▶ **WORK ITEM**:
Please report every line from the material that contains the word "name".

▶ **MATERIAL TO PROCESS**:

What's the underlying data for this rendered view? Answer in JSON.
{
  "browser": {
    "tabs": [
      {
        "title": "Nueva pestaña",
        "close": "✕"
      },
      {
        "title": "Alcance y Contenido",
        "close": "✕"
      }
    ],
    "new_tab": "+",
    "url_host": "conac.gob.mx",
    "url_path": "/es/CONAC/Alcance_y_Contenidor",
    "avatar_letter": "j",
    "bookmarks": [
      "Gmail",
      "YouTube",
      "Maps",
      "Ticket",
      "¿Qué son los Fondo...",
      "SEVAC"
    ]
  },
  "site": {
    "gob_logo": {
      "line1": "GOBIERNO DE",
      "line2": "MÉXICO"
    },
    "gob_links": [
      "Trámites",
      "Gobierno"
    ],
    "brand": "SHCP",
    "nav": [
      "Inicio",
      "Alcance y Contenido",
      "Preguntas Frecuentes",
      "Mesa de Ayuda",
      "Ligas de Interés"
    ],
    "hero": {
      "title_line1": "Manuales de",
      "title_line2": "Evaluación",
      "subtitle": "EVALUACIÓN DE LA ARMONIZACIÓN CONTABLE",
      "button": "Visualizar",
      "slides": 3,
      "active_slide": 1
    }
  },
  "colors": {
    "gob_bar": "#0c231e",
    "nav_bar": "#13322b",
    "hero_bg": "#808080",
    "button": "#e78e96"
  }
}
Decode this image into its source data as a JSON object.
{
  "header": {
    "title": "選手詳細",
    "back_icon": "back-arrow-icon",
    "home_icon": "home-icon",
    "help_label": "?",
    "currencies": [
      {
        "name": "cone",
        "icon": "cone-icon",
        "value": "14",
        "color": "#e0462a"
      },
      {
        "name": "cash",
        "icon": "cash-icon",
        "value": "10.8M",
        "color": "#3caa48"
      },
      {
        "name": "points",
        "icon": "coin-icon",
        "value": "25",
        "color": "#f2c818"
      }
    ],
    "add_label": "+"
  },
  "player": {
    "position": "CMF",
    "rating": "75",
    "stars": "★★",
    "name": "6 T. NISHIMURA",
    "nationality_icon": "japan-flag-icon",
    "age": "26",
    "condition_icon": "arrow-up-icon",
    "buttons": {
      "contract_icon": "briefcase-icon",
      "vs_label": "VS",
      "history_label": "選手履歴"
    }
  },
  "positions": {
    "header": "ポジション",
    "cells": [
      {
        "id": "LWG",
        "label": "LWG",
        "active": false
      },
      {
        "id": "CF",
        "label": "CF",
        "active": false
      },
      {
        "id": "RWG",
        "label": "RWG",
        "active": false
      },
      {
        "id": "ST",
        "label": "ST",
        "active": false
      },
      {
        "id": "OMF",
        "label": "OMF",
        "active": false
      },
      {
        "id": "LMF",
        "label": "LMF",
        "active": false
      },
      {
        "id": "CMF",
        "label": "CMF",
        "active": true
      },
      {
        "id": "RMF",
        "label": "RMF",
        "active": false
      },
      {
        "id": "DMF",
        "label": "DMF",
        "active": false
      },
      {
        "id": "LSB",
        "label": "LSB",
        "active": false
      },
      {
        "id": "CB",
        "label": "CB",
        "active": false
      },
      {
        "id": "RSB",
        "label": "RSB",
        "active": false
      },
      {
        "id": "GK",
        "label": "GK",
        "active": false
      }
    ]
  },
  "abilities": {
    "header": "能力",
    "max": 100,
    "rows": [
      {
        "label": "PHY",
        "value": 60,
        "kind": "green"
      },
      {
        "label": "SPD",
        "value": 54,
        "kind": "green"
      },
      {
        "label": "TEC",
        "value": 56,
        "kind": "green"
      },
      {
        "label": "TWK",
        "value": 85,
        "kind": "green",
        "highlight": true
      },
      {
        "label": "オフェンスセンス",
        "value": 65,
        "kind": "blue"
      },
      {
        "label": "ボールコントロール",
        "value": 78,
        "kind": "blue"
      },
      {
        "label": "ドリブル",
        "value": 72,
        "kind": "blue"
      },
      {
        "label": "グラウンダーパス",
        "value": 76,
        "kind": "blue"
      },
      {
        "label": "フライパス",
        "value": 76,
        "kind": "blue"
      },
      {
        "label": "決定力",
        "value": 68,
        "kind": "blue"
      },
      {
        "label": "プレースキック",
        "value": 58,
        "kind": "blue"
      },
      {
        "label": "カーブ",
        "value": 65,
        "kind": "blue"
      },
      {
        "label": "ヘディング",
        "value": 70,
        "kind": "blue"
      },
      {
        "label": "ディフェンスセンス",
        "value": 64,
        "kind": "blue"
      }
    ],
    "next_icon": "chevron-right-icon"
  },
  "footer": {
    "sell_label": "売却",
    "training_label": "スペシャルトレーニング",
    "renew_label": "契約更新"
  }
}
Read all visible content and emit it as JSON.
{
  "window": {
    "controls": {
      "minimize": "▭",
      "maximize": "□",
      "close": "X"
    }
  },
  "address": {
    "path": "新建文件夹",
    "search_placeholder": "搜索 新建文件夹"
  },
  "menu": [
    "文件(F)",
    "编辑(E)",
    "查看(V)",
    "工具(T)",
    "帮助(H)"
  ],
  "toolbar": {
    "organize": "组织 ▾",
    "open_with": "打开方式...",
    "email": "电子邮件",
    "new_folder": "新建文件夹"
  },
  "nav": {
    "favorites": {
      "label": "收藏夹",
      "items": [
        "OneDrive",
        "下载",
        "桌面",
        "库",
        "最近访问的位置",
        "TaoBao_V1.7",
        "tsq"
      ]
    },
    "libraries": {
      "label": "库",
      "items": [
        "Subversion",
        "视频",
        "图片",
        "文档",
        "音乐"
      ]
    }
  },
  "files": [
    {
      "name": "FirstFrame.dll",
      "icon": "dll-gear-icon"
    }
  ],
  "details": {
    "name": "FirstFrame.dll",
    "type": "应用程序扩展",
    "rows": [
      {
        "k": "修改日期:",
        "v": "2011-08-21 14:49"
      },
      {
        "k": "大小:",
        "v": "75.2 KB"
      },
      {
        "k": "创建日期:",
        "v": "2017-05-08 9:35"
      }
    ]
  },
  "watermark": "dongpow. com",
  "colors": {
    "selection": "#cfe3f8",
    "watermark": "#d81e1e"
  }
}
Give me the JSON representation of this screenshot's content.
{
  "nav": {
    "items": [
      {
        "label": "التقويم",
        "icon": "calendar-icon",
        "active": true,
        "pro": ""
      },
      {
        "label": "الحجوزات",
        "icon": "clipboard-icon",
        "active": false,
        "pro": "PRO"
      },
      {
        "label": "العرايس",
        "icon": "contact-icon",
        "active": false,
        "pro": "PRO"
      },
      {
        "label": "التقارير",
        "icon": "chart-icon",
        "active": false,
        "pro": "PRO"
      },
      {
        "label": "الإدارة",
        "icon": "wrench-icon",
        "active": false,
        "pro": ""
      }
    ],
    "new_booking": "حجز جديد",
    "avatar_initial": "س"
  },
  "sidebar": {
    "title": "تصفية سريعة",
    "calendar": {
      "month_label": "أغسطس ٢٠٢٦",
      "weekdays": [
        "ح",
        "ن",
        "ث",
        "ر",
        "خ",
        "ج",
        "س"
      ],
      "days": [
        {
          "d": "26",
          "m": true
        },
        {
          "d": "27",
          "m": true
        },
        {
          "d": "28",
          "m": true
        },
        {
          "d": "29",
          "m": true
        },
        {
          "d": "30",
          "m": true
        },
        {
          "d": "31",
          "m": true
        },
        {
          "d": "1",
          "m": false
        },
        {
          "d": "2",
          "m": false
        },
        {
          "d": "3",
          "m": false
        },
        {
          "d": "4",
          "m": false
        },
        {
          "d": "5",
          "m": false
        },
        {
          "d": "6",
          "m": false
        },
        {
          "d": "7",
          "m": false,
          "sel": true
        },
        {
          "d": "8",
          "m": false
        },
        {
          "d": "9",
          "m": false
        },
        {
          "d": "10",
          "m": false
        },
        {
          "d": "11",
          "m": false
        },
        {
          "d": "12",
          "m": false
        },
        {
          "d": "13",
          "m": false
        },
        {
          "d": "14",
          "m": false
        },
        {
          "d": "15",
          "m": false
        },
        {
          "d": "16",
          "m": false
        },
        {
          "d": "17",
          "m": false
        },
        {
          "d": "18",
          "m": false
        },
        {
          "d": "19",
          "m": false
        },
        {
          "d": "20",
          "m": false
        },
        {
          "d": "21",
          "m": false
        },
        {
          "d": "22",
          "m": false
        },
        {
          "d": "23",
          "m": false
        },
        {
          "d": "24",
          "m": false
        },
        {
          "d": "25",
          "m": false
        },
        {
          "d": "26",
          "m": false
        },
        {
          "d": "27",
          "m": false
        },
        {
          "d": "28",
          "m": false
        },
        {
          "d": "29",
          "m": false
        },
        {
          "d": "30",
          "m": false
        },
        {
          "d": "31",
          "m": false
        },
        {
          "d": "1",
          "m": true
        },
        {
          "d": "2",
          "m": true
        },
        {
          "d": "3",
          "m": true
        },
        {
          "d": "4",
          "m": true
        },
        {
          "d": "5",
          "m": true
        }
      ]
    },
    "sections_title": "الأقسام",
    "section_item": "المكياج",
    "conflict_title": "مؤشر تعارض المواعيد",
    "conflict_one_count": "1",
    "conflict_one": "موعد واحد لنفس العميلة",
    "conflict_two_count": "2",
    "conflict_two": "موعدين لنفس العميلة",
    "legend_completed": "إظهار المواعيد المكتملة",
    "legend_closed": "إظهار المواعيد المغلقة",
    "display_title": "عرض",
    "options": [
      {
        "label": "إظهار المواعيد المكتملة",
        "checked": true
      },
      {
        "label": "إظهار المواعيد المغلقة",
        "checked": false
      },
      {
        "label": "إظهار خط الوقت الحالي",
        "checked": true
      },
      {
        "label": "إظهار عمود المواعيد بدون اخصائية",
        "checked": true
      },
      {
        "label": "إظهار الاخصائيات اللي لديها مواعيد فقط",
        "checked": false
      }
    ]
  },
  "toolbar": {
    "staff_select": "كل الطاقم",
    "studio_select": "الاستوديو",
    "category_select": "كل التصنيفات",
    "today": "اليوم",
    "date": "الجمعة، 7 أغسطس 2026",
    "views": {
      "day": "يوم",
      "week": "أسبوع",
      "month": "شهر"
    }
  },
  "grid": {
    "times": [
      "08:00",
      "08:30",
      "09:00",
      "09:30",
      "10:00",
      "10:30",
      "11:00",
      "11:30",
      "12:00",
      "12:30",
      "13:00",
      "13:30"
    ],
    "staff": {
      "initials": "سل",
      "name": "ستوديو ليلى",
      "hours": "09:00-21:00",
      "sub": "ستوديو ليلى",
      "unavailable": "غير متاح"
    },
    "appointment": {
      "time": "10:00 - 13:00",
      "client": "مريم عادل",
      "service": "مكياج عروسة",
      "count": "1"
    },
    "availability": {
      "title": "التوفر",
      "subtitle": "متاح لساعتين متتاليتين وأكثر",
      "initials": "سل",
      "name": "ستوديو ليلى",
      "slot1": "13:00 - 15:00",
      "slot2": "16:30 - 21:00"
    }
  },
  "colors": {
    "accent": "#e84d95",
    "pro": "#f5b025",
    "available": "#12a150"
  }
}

▶ **ANSWER TO THIS EXERCISE**:
        "name": "cone",
        "name": "cash",
        "name": "points",
    "name": "6 T. NISHIMURA",
      "name": "FirstFrame.dll",
    "name": "FirstFrame.dll",
      "name": "ستوديو ليلى",
      "name": "ستوديو ليلى",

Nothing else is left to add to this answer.